It looks like Google has been making moves to lock down the intellectual property behind Project Glass. The company has been granted three patents that could give some clues about the guts behind the augmented reality specs, aside from the teaser that dropped earlier in the month.
Two of the patents are for "Multi-use eyeglasses with human I/O interface embedded" and "Ambient light display and system for displaying data." The first essentially refers to the system we saw previewed. The filing says it "comprises a frame, a display device, at least one sensor, and a transceiver" which would be mounted to the frame to receive a message. The second is the nuts and bolts behind the futuristic eyewear, a "system for displaying data [that includes] a display unit and a transmitting unit." However, this one also has a drawing of a heads-up display inside a helmet, indicating that Google probably has plans for its glasses beyond consumer-end use, perhaps in military or police operations.
The other is for a "mobile phone display that clips into eyeglasses," meaning the technology could work with prescription lenses as well. It allows for a housing installed with clips that could be "removably secured" to the frames and a sensor that could sense when you're wearing the spectacles.
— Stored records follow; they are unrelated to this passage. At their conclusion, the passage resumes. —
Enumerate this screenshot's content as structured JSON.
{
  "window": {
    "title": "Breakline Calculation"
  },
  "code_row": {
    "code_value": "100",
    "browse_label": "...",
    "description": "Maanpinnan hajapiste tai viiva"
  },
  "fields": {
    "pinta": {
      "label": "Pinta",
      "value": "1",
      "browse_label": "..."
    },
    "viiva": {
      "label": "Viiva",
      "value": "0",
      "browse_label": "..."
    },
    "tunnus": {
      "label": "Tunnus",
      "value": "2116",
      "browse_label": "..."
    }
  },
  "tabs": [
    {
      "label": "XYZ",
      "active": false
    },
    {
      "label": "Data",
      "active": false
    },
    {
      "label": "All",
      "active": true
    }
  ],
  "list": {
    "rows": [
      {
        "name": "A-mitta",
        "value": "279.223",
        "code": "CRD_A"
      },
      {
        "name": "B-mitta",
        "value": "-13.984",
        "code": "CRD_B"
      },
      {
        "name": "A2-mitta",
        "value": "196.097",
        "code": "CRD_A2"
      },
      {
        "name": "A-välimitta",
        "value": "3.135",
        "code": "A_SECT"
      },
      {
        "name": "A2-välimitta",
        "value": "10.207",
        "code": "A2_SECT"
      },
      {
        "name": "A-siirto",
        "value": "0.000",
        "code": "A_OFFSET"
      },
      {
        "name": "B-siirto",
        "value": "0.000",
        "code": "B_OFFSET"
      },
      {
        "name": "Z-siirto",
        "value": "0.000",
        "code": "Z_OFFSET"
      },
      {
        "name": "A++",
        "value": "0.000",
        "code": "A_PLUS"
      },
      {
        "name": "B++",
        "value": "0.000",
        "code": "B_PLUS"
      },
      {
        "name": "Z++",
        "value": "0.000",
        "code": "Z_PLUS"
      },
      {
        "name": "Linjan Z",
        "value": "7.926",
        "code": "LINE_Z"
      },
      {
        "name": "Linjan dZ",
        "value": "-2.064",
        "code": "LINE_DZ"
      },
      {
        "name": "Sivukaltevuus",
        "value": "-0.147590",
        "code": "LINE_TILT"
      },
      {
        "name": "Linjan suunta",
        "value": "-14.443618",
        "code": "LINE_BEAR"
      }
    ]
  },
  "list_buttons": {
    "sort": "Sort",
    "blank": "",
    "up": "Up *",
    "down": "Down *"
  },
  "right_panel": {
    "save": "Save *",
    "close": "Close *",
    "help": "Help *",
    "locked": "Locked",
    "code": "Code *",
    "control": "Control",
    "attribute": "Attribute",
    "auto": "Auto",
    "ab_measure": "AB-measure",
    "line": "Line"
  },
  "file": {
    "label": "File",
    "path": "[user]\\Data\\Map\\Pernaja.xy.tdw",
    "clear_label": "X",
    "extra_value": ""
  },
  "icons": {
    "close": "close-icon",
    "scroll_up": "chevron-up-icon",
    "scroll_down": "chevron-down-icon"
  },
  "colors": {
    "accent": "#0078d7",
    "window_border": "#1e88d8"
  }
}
Another housing would be attached to the first in order to display the image through the lens.
Google's glasses could be really neat, lust-worthy gear. Provided, of course, that they aren't as dorky-looking at the preview shows. Regardless of whether or not they're actually stylish, they're going to be a real product, and these patents only offer more evidence of that. [SEO by the Sea via Web Pro News]